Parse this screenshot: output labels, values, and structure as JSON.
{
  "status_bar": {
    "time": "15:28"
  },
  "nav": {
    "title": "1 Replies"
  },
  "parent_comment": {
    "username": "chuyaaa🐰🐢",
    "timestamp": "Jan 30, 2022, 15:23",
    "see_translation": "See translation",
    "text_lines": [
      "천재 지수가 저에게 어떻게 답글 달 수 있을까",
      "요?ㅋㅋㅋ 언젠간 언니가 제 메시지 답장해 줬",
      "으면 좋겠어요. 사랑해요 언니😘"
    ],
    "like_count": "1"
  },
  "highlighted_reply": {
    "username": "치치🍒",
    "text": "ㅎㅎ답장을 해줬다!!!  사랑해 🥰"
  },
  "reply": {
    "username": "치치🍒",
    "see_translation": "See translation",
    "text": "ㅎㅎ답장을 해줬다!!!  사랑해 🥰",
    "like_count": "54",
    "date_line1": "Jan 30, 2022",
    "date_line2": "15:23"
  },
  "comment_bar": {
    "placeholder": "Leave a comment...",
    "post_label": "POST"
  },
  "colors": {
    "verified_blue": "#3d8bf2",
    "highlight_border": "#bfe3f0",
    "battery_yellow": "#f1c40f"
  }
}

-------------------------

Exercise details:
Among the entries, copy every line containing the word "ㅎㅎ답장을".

Answer for the task:
    "text": "ㅎㅎ답장을 해줬다!!!  사랑해 🥰"
    "text": "ㅎㅎ답장을 해줬다!!!  사랑해 🥰",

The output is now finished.